One place that existing buildings are mentioned in the updated standard is in relation to capital and running costs, which are provided for the 2021 standard compared to the 2025 proposals, and then contrasted with a typical existing home. It provides an estimate of £12,000 to upgrade a typical home to “net zero”. A subsequent note identifies that, if fabric improvements were needed, these costs could be significantly higher, which is the elephant in the room when you consider that most homes that will exist in 2050 are already built.

Insulation and costs of dwelling options

When it comes to insulation, the proposed standards are based on retaining the insulation levels currently defined in the building regulations and assuming the law of diminishing returns, meaning that increased insulation would have marginal reduction in energy use. This is reasonable given the required insulation levels are already at a very high standard. As a result, the main change in terms of decarbonisation is the electrification of heating in buildings.

The consultation identifies two dwelling options, one with photovoltaic panels and wastewater heat recovery, and a cheaper one without (which also has a higher air leakage rate). Both photovoltaics and wastewater heat recovery will pay for themselves within a few years of installation, so why even consider a poorer performing solution?

Positive steps in the consultation

On a positive note, and one that brings us back to the things the consultation does well (and there are many), whole building standards are being proposed for dwellings created under a material change of use, and overheating is also being targeted. This has been implemented with the intention to bring them to the same energy standards as a new-build, with both proposals being sensible and much needed.

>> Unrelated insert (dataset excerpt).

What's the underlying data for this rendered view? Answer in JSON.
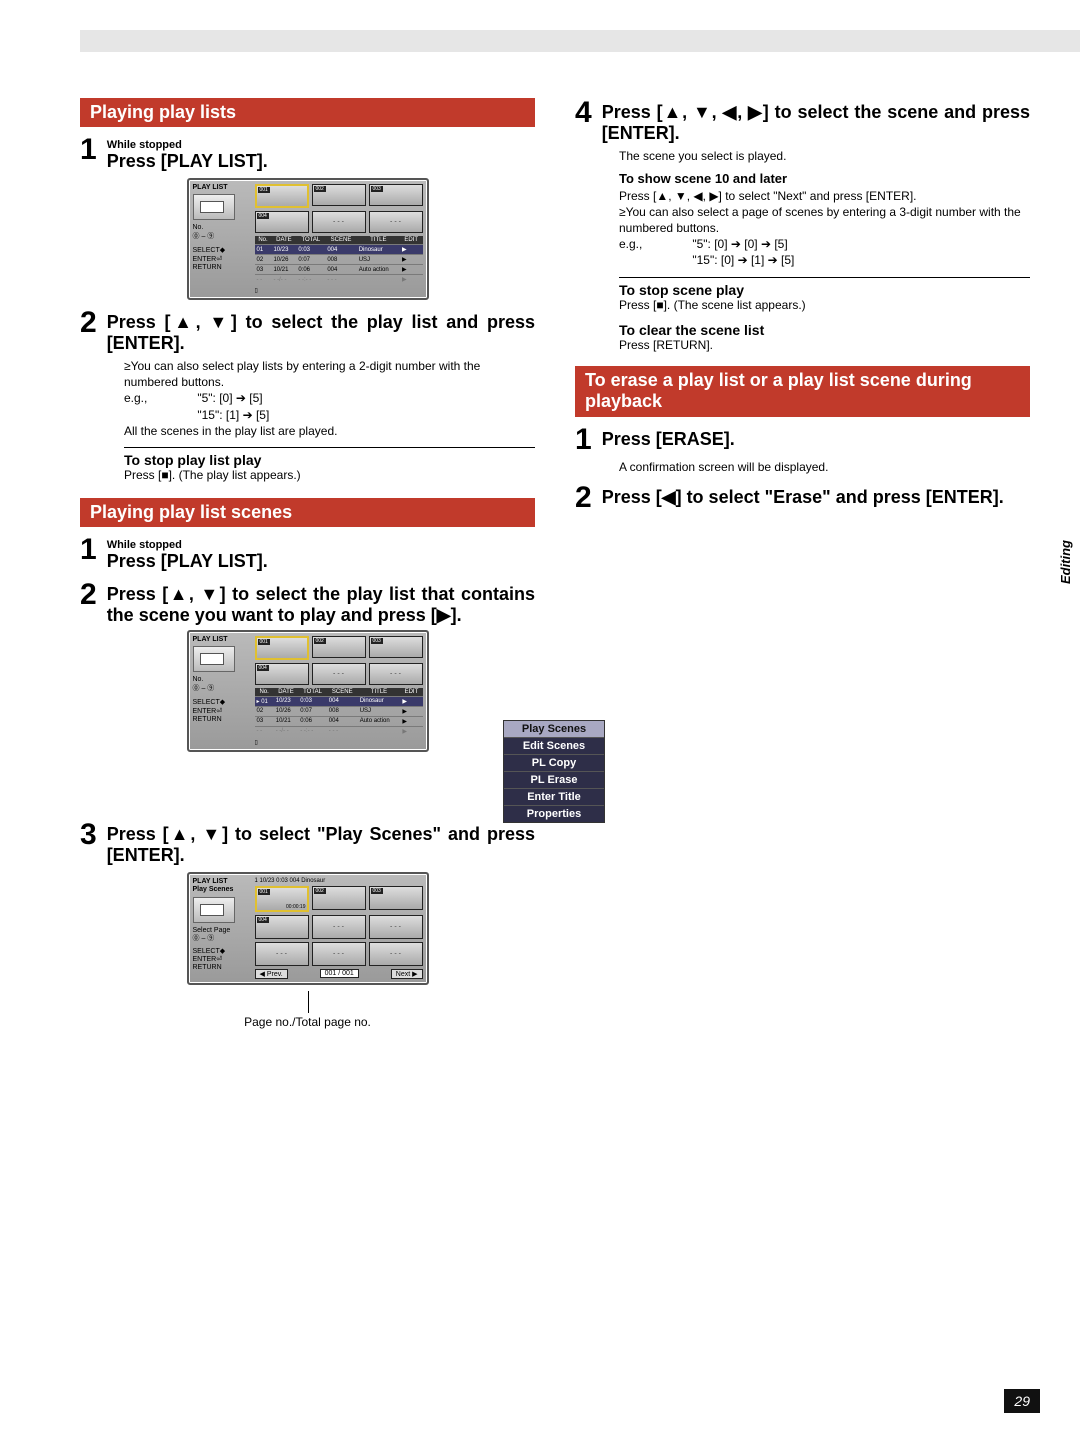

Remaining open-minded about current and future technologies is undoubtedly a less limiting solution, and it also encourages the industry to be creative

And, while the changes to the standards for non-domestic buildings are limited, with the main change being the requirement for electric heating, there is a new measure for minimum efficiency standards proposed for lifts, escalators and walkways. This new measure can have an impact on up to 10% of the energy consumption and will most definitely bring non-domestic buildings closer to where they need to be.

While the 2025 Future Homes and Buildings Standard is undoubtedly industry leading, especially when compared to its international counterparts, there is still room for improvement. As it stands, the reliance on a decarbonised grid that can support an entirely electric building stock is a plan with obvious fallibilities.

There are many things that could happen that might prevent progress on the decarbonisation of the grid, and we cannot risk failure by having this singular solution. Remaining open-minded about current and future technologies is undoubtedly a less limiting solution, and it also encourages the industry to be creative as we strive to find the most efficient solutions on a project-by-project basis.

In short, we do not know what the future will look like, so we need to keep the door open for innovation.

Alan Fogarty is sustainability partner at Cundall